Doweling has sometimes been used to help with the repair of this kind of crack but from experience it does not work consistently well. Doweling creates a weak point so that the bat then breaks around the dowel. I recommend going to a professional bat repairer for any major work to be done on the toe of the bat.
A thin smear of raw linseed oil a few times over the season is strongly advised to help dispel moisture that may seep into the toe when batting on a wet wicket.
The Face & Edges
The face and edges of the bat receive a continuous battering and they must be looked after to ensure they last and the middle performs well. The bat needs to be prepared as per the knocking in guidelines given in our previous newsletter. The use of raw linseed oil is crucial to ensure that the face and edges survive the impact of the ball, read more about this in the knocking in section of our website.
Once in use the face will start to crack in horizontal lines across the grain. This is quite normal together with small vertical cracks on the blade. The best way to deal with this is to use the superglue method to help reinforce the willow and then apply an adhesive facing. We believe that the type we use is the best available out there at the moment. Please feel free to get in touch for more information regarding this facing.
The face of your cricket bat will sometimes keep going for more than a season before it starts cracking if you look after it – it happens differently in every bat. As mentioned for the toe of the bat a thin smear of raw linseed oil over the face and edges helps the bat to retain its own moisture and reduces the rate of cracking due to allowing the fibres to stretch rather than crack.
Products & Usage

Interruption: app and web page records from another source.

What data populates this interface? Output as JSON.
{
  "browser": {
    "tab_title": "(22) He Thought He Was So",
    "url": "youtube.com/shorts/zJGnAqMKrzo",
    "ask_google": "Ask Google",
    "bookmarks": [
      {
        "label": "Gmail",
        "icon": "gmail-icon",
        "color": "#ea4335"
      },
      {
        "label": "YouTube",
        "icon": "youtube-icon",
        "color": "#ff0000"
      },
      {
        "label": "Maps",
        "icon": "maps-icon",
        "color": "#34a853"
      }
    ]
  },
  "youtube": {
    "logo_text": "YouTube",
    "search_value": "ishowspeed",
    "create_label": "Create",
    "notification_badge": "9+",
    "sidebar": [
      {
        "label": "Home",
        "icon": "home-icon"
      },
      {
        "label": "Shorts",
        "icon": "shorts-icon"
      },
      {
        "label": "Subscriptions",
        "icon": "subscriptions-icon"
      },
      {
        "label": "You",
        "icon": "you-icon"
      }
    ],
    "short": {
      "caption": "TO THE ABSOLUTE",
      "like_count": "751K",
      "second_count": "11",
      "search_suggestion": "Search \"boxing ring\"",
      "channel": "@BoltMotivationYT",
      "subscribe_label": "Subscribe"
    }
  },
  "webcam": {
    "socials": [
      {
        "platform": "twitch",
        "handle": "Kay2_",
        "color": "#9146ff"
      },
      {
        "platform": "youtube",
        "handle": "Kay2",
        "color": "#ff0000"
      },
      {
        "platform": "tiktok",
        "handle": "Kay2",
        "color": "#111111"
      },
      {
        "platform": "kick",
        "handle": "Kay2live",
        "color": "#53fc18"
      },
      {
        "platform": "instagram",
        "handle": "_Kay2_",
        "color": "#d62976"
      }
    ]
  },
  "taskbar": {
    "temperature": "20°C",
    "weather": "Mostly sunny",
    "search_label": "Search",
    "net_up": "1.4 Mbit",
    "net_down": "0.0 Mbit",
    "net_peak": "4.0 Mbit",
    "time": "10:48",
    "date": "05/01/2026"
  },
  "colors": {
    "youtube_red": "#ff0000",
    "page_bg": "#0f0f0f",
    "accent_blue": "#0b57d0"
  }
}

I have mentioned superglue (Cyanoacrylate) throughout this publication, and it is crucial in any workshop. When superglue is used it sometimes leaves a residue around the split area. This can be sanded off with fine grade sandpaper, making sure you apply a dab of raw linseed after the repair is fully dried. The glue is the thin watery kind that is commonly used to repair broken china (describe this to your hardware store and they will know what you mean).